* _TASK DESCRIPTION_
Every record shown here needs to be repeated exactly.

(Excerpts from an interface dataset)
━━━━

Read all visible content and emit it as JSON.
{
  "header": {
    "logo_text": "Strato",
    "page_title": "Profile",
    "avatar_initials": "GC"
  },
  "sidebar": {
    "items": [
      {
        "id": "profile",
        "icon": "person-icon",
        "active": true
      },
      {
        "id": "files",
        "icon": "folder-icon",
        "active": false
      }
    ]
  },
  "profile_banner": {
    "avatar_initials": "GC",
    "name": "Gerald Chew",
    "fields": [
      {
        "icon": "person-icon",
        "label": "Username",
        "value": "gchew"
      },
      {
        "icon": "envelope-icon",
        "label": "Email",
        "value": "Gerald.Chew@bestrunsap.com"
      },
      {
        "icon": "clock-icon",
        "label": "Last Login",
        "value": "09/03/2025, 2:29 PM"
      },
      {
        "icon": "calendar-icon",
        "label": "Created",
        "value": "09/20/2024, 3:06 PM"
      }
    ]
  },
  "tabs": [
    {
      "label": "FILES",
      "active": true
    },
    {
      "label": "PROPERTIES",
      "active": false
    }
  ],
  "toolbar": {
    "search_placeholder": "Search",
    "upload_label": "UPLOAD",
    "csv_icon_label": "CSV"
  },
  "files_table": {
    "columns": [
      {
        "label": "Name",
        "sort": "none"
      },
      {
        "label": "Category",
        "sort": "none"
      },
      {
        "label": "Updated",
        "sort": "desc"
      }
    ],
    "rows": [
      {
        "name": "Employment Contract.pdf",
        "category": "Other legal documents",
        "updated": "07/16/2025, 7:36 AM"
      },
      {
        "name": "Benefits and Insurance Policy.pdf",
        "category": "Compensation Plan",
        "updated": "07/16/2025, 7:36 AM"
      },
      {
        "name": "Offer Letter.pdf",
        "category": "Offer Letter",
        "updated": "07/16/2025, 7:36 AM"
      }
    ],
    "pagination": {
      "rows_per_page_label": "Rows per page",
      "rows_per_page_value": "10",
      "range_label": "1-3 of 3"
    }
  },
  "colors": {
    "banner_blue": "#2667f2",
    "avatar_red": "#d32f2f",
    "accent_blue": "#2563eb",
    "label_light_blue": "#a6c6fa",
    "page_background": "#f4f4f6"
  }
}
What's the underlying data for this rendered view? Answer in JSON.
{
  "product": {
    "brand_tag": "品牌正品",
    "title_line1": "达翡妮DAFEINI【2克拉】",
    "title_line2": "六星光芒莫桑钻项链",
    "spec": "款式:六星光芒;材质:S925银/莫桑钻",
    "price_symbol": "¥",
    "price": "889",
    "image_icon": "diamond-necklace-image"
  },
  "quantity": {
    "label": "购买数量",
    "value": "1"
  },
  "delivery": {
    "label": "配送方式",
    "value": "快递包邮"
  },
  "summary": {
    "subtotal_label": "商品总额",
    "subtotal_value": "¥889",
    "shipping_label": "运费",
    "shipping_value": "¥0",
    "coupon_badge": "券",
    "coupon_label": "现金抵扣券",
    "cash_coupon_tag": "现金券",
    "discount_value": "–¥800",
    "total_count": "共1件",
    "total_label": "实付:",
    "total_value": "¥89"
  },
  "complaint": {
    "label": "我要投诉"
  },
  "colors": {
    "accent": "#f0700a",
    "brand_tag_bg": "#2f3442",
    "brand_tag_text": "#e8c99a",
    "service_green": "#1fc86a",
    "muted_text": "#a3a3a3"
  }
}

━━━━

* _PROBLEM SOLUTION_
Read all visible content and emit it as JSON.
{
  "header": {
    "logo_text": "Strato",
    "page_title": "Profile",
    "avatar_initials": "GC"
  },
  "sidebar": {
    "items": [
      {
        "id": "profile",
        "icon": "person-icon",
        "active": true
      },
      {
        "id": "files",
        "icon": "folder-icon",
        "active": false
      }
    ]
  },
  "profile_banner": {
    "avatar_initials": "GC",
    "name": "Gerald Chew",
    "fields": [
      {
        "icon": "person-icon",
        "label": "Username",
        "value": "gchew"
      },
      {
        "icon": "envelope-icon",
        "label": "Email",
        "value": "Gerald.Chew@bestrunsap.com"
      },
      {
        "icon": "clock-icon",
        "label": "Last Login",
        "value": "09/03/2025, 2:29 PM"
      },
      {
        "icon": "calendar-icon",
        "label": "Created",
        "value": "09/20/2024, 3:06 PM"
      }
    ]
  },
  "tabs": [
    {
      "label": "FILES",
      "active": true
    },
    {
      "label": "PROPERTIES",
      "active": false
    }
  ],
  "toolbar": {
    "search_placeholder": "Search",
    "upload_label": "UPLOAD",
    "csv_icon_label": "CSV"
  },
  "files_table": {
    "columns": [
      {
        "label": "Name",
        "sort": "none"
      },
      {
        "label": "Category",
        "sort": "none"
      },
      {
        "label": "Updated",
        "sort": "desc"
      }
    ],
    "rows": [
      {
        "name": "Employment Contract.pdf",
        "category": "Other legal documents",
        "updated": "07/16/2025, 7:36 AM"
      },
      {
        "name": "Benefits and Insurance Policy.pdf",
        "category": "Compensation Plan",
        "updated": "07/16/2025, 7:36 AM"
      },
      {
        "name": "Offer Letter.pdf",
        "category": "Offer Letter",
        "updated": "07/16/2025, 7:36 AM"
      }
    ],
    "pagination": {
      "rows_per_page_label": "Rows per page",
      "rows_per_page_value": "10",
      "range_label": "1-3 of 3"
    }
  },
  "colors": {
    "banner_blue": "#2667f2",
    "avatar_red": "#d32f2f",
    "accent_blue": "#2563eb",
    "label_light_blue": "#a6c6fa",
    "page_background": "#f4f4f6"
  }
}
What's the underlying data for this rendered view? Answer in JSON.
{
  "product": {
    "brand_tag": "品牌正品",
    "title_line1": "达翡妮DAFEINI【2克拉】",
    "title_line2": "六星光芒莫桑钻项链",
    "spec": "款式:六星光芒;材质:S925银/莫桑钻",
    "price_symbol": "¥",
    "price": "889",
    "image_icon": "diamond-necklace-image"
  },
  "quantity": {
    "label": "购买数量",
    "value": "1"
  },
  "delivery": {
    "label": "配送方式",
    "value": "快递包邮"
  },
  "summary": {
    "subtotal_label": "商品总额",
    "subtotal_value": "¥889",
    "shipping_label": "运费",
    "shipping_value": "¥0",
    "coupon_badge": "券",
    "coupon_label": "现金抵扣券",
    "cash_coupon_tag": "现金券",
    "discount_value": "–¥800",
    "total_count": "共1件",
    "total_label": "实付:",
    "total_value": "¥89"
  },
  "complaint": {
    "label": "我要投诉"
  },
  "colors": {
    "accent": "#f0700a",
    "brand_tag_bg": "#2f3442",
    "brand_tag_text": "#e8c99a",
    "service_green": "#1fc86a",
    "muted_text": "#a3a3a3"
  }
}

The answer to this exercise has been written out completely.